*Data provided*:
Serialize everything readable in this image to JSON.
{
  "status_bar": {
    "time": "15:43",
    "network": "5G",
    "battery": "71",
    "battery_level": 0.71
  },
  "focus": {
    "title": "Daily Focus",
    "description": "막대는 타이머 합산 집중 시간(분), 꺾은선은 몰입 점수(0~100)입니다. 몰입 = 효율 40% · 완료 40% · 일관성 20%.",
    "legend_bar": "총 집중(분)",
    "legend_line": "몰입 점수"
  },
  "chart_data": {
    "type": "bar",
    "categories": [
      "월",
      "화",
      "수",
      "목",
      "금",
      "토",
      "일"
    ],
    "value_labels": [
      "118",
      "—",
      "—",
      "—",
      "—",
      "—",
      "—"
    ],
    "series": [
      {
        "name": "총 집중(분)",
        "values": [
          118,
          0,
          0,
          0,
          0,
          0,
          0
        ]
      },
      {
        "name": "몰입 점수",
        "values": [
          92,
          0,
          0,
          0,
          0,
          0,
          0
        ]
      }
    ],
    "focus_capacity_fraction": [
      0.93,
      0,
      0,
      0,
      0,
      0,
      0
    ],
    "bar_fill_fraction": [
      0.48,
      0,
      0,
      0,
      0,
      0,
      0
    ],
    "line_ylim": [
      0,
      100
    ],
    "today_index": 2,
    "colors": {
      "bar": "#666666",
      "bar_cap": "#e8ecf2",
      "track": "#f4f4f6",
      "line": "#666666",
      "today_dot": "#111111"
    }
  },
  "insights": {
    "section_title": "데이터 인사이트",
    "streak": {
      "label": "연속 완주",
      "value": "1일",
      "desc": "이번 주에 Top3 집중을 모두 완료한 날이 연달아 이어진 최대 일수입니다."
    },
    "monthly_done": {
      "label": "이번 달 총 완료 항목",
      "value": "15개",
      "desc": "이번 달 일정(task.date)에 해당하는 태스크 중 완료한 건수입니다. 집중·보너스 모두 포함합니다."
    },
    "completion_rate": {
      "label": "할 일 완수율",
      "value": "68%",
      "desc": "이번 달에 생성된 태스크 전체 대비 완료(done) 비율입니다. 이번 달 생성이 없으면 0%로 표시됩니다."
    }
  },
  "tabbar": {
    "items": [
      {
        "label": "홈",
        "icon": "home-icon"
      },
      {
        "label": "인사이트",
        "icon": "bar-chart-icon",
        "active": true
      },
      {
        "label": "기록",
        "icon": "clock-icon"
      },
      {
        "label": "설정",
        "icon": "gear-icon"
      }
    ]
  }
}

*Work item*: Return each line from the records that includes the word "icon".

*Completed task*:
        "icon": "home-icon"
        "icon": "bar-chart-icon",
        "icon": "clock-icon"
        "icon": "gear-icon"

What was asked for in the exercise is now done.